Ruffled Fan wall hanging pattern - includes directions on using ruffler attachments or ruffling without attachment.
Template - included in pattern or make with card stock and directions below
water-soluble basting thread
24-inch length of 2 -1/2 inch bias-cut strip of fabric for ruffle - best to use a thin fabric
5-inch square of darker fabric for fan
5-inch square of batting
6-1/2 inch square of light print for background
15-inch length of narrow ribbon for bow
1. Make quarter circle template from card stock with a five-inch radius. Draw seam lines 1/4 inch from straight edges (figure A). Draw five evenly spaced lines from intersection to outside edge between the drawn seam line.
2. Stack the five-inch square of fabric on the batting. Place the template on a corner (figure B) and cut the curve through both layers.
3. Line up fabric fan and batting on the 6-1/2-inch square, edges and corner matching. Straight stitch the fan and batting in place, following the fan shape and stitching slightly less than 1/4 inch from the edges (figure C). Note: The treadle machine used on the show is a 1917 White Rotary nicknamed "Miss Twiggy" for the twig pattern on the drawers.

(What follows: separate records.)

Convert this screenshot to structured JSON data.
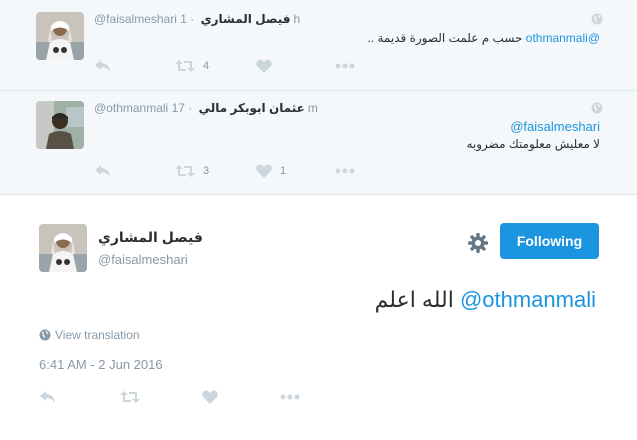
{
  "replies": [
    {
      "handle": "@faisalmeshari",
      "fullname": "فيصل المشاري",
      "time": "· 1h",
      "text_mention": "@othmanmali",
      "text_body": "حسب م علمت الصورة قديمة ..",
      "retweet_count": "4",
      "like_count": ""
    },
    {
      "handle": "@othmanmali",
      "fullname": "عثمان ابوبكر مالي",
      "time": "· 17m",
      "text_line1": "@faisalmeshari",
      "text_line2": "لا معليش معلومتك مضروبه",
      "retweet_count": "3",
      "like_count": "1"
    }
  ],
  "main": {
    "fullname": "فيصل المشاري",
    "handle": "@faisalmeshari",
    "follow_label": "Following",
    "text_mention": "@othmanmali",
    "text_body": "الله اعلم",
    "view_translation": "View translation",
    "timestamp": "6:41 AM - 2 Jun 2016"
  },
  "icons": {
    "reply": "reply-icon",
    "retweet": "retweet-icon",
    "like": "heart-icon",
    "more": "more-icon",
    "gear": "gear-icon",
    "globe": "globe-icon"
  },
  "colors": {
    "accent": "#1b95e0",
    "muted": "#8899a6",
    "reply_bg": "#f5f8fa",
    "text": "#292f33"
  }
}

4. Place the template on the block to mark the fan lines for quilting. Because this is done on a chain-stitch machine (figure D) where the decorative chain on the bottom the block is marked on the back side with a pencil and stitching is done on the back. If using a conventional machine or for hand quilting, mark the front with chalk.
5. Stitch on the quilting lines (figure E) but not the outer quarter-inch seam lines. The treadle machine used in demonstrating this step is a 1903 Willcox and Gibbs chainstitcher nicknamed "Gibson Girl" because it is of that era and for the beautiful iron legs.
6. Thin fabric is the best choice for the ruffle since the three layers are ruffled on the folded edge. Cut several 2-1/2-inch strips so you can experiment with the ruffler attachment (figure F) to achieve the desired effect.
7. Fold and press a one-inch width on long edge of bias cut strips; fold and press 1/2 inch width. Strip should now be one inch wide with folds on both sides.
8. Thread machine with water-soluble basting thread, both bobbin and top. The purpose of using this is so the finished ruffle will have only one row of stitching showing after water-soluble basting thread is dissolved.
9. Become familiar with the ruffler attachment and make samples till you achieve the desired effect. A 24-inch strip on the bias is used to allow several inches lead that don't ruffle plus at least eight inches of ruffles to go around the quarter circle.
10. With the 1/2 inch edge down (figure G) and to the right, slip the folded edge into the ruffler attachment between the blades and stitch to ruffle strip. Pattern includes other methods to gather if attachment is not available. The machine used is an 1889 Singer Model VS2 with a long bobbin, bullet-shaped shuttle and a low-shank ruffler attachment.
11. Stitch ruffle in place (figure H) matching ruffle stitch line over the curved fan. Stitch along edge, unstitching any tucks that are within the seam line to eliminate extra bulk.
12. When quilt is complete, wet water-soluble thread to dissolve. Spray the thread well with water and gently rub with fingers to dissolve, repeat if necessary. Only one row of stitching should remain on the ruffle.
Kaye England demonstrates a block from her book about historical women who broke the mold -- the Louisa May Alcott block.